By George Wuerthner

There is a lot of misunderstanding, and in some cases purposeful distortion of the condition of Yellowstone's rangelands.

The recent bison slaughter has again brought this issue to the forefront. Critics claimthat bison are leaving Yellowstone because there's nothing for them to eat. They assert Yellowstone is over-stocked with ungulates and overgrazed as a consequence. The image conjured up is of barren slopes with little forage. Most of those making such assertions have spent very little time in Yellowstone, and base their conclusions upon preconceived notions of what is "normal" as well as false cause and effect analysis.

Let me start by saying there's plenty for bison, elk, and other ungulates to eat in Yellowstone--it's just that you have to move five feet of snow out of the way to get at it.

Yellowstone is largely a high plateau, with little lower elevation terrain. Heavy snow has driven bison and other ungulates to lower elevations where foraging is easier, but most of the terrain without snow is outside of the park. That's a subtle, but significant difference. Wildlife moving beyond Yellowstone's borders signals the failure on our part to provide sufficient low elevation winter range to support native populations. What Yellowstone needs is not more intensive management, but greater efforts to expand winter range opportunities beyond park borders.

Numerous scientific studies conducted in the past five years do not support the notion that Yellowstone is "overgrazed." Although there have been a few poorly designed studies that critics claim support their views, such research must be weighed along with the rest of the evidence—all of which supports a different conclusion.

The overwhelming evidence and research to date can find no particular degradation of Yellowstone's rangelands. This is not to suggest that these studies don't document some effects to the vegetation as a result of ungulate herbivory. They do. To find changes in the landscape but no serious degradation are not mutually exclusive.

One change that most researchers agree upon is that elk may have influenced the number and extent of mature aspen and willow on the winter range. This alone, however, is not necessarily an indicator of "overgrazing". Shrubs are accessible to ungulates feeding in deep snow, but overgrazing involves more than heavy cropping of shrubs. The vast majority of the scientific evidence compiled by a wide variety of researchers--many of them from outside of the park service has produced no evidence that overgrazing as traditionally defined is occurring in Yellowstone.

These findings include:

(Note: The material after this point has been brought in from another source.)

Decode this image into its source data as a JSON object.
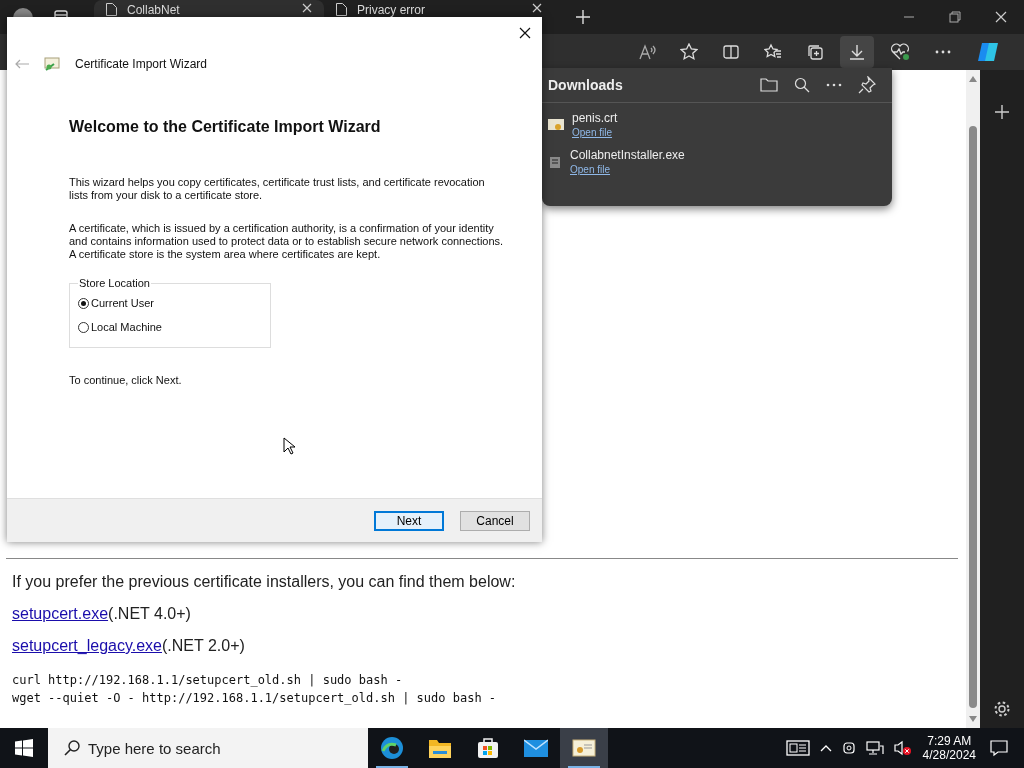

A truly overgrazed rangeland would exhibit downward trend in most, if not all of these indicators of rangeland health. The fact that such evidence cannot be measured should at least cause one to pause long enough to rethink the Yellowstone "overgrazing" issue.

The explanation for these findings is that native species use the landscape differently than domestic animals.

Native species browse shrubs and grasses heavily in the winter when plants are dormant. Ungulates then migrate with green up of plants, seldom grazing or browsing a plant more than once in a single season. In summer when grazing effects are most damaging to growing plants, ungulates are widely dispersed. Similarly, trampling of soils, and streambanks are less damaging in winter when snow and frozen soils limits impacts. Finally, natural periodic population reduction due to drought, fires, heavy snow, and predators means that native ungulate numbers are occasionally reduced—sometimes significantly, as in this winter.

There is no denying that elk and other wildlife have influenced the park's rangelands, but this is no different than finding that fires have changed the age and structure of it's forests, or that wolves and other predators affect the age and structure of prey populations. But fires and predators don't destroy ecosystems, indeed, they are fundamental to a healthy ecosystem. In other words, the mere finding of change in some aspects of the northern range, is not, by itself, necessarily something to be alarmed about.

To suggest there's some "right" number of animals that should exist in a place like Yellowstone demonstrates a misunderstanding how natural systems operate. Rather what we should be looking at is how well natural evolutionary and ecological processes operate. In Yellowstone, these natural forces are still largely intact and most of the factors that compromise them are a consequence of human manipulation and activities that exist beyond the park borders.

Let's keep a little perspective on the issue. Yellowstone has one of the healthiest native cutthroat trout fisheries in the West, its waters are among the purest, it's geological and scenic wonders some of the most intact, it is home to one of the largest bighorn sheep populations in the West, one of the largest elk herds, one of the large free-roaming wild bison herds, one of the last places where large predators like grizzlies and wolves still persist, where the influence of predators, wildfires and other ecological processes still operate. If Yellowstone is an example of "mismanagement" as critics suggest, then perhaps we need more mismanagement of this kind in the rest of the West.

George Wuerthner
Eugene, Oregon

George Wuerthner is a noted nature photographer, environmentalist, and expert on public lands issues, especially grazing . . . . Ralph Maughan